- Young Innu woman

"Watching the Prime Minister every day tell us that the number of cases was increasing, it was just so stressful"

Résultats

Au terme de la collecte des données et des analyses de celles-ci, il a été possible pour l’équipe d’établir les besoins qui doivent être comblés par une offre de services appropriée. Parmi les éléments ayant été mentionnés par les participants, on note entres autres un service d’accompagnement avec interprète lors de visites à l’hôpital, des ateliers en ligne sur des thèmes variés en lien avec la culture autochtone et pour se divertir, un shapituan et un lieu de rassemblement en milieu naturel ainsi que la distribution de paniers alimentaires.

Poster presenting the results of the study

You can browse the different stages of the project and the results through this poster.

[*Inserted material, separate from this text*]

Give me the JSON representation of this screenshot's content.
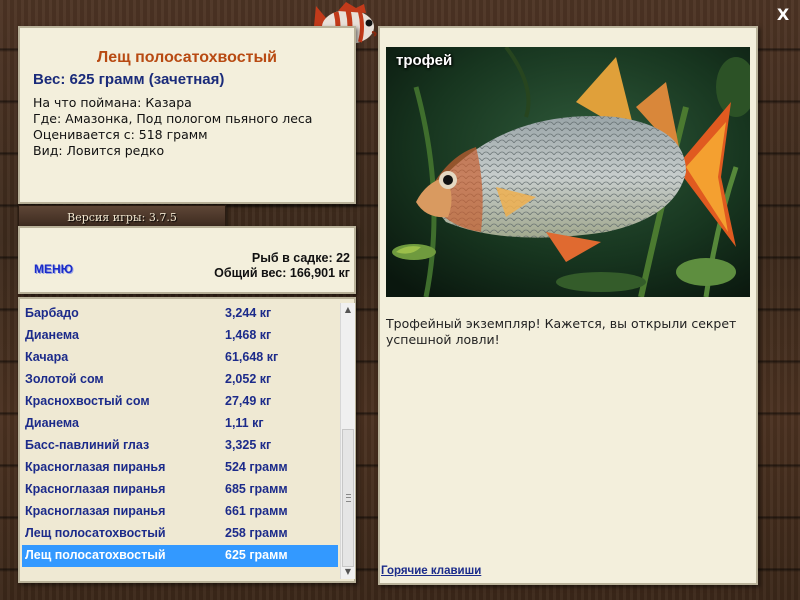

It also won the Public's Favorite award during the Réseau-1 Québec Annual Day in June 2021!

Affiche Autochtonie urbaine Réseau-1 Québec.png
COVID-19 Pandemic:
realities and needs of First Nations
living in urban area

principal investigators

Amanda Canapé, Marie-Eve Poitras,

Kate Bacon,

Sharon Hatcher

Funding

Research Chair in Optimal Professional Practices
in Primary Care

study setting

Saguenay Native Friendship Center

themes

COVID-19, First Nations, urban environment, needs, Indigenous people

Article scientifique

L'article scientifique faisant état des résultats de l'étude est une belle collaboration avec Kate Bacon et Amanda Canapé, (membres de l'ancien Centre d'amitié autochtone du Saguenay) et  est accessible en anglais.

Quels étaient nos objectifs?

Cette revue de la littérature avait pour objectif d'identifier les cadres de travail en place ou les innovations existantes qui sont culturellement adaptés aux membres des Premières Nations dans la gestion de leurs maladies chroniques dans un contexte de soins primaires. Nous avons extrait de l'étude des interventions culturellement sécuritaires à déployer ainsi que des stratégies pour intégrer la perception des patient(e)s autochtones dans l'amélioration des soins en première ligne !